----- MATERIAL FOR THIS EXERCISE

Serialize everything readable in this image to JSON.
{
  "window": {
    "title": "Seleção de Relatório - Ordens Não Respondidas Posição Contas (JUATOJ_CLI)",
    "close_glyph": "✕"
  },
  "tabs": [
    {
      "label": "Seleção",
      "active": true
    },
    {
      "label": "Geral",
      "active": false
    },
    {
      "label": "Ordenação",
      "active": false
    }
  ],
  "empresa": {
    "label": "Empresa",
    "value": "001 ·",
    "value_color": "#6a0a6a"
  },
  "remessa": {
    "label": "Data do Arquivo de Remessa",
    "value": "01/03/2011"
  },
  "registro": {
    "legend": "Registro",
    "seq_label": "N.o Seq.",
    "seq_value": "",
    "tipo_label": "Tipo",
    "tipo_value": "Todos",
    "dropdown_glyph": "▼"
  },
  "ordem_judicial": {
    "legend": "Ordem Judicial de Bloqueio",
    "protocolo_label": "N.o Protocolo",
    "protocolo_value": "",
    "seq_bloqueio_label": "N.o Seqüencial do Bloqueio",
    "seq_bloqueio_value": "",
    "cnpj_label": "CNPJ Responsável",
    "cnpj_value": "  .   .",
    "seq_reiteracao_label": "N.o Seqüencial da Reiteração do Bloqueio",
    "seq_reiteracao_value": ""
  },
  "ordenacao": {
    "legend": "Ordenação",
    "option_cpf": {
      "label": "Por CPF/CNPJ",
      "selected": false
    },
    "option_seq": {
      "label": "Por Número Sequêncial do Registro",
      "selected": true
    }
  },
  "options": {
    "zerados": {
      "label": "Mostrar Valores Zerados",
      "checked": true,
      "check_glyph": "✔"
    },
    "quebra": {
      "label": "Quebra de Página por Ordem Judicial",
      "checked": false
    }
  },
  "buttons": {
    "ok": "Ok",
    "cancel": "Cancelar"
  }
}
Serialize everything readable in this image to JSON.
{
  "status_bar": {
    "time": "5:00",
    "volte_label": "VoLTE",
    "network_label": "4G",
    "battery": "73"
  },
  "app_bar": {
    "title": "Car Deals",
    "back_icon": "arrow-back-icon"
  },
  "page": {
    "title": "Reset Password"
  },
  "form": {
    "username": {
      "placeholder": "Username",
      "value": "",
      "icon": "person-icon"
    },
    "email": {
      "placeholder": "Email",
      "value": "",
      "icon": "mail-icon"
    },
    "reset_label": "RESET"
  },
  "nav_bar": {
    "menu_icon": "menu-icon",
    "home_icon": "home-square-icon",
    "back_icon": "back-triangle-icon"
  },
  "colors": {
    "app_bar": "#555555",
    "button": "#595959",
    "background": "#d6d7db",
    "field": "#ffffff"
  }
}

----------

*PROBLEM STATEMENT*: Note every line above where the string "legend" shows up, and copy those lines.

*RESULT OF THE TASK*:
    "legend": "Registro",
    "legend": "Ordem Judicial de Bloqueio",
    "legend": "Ordenação",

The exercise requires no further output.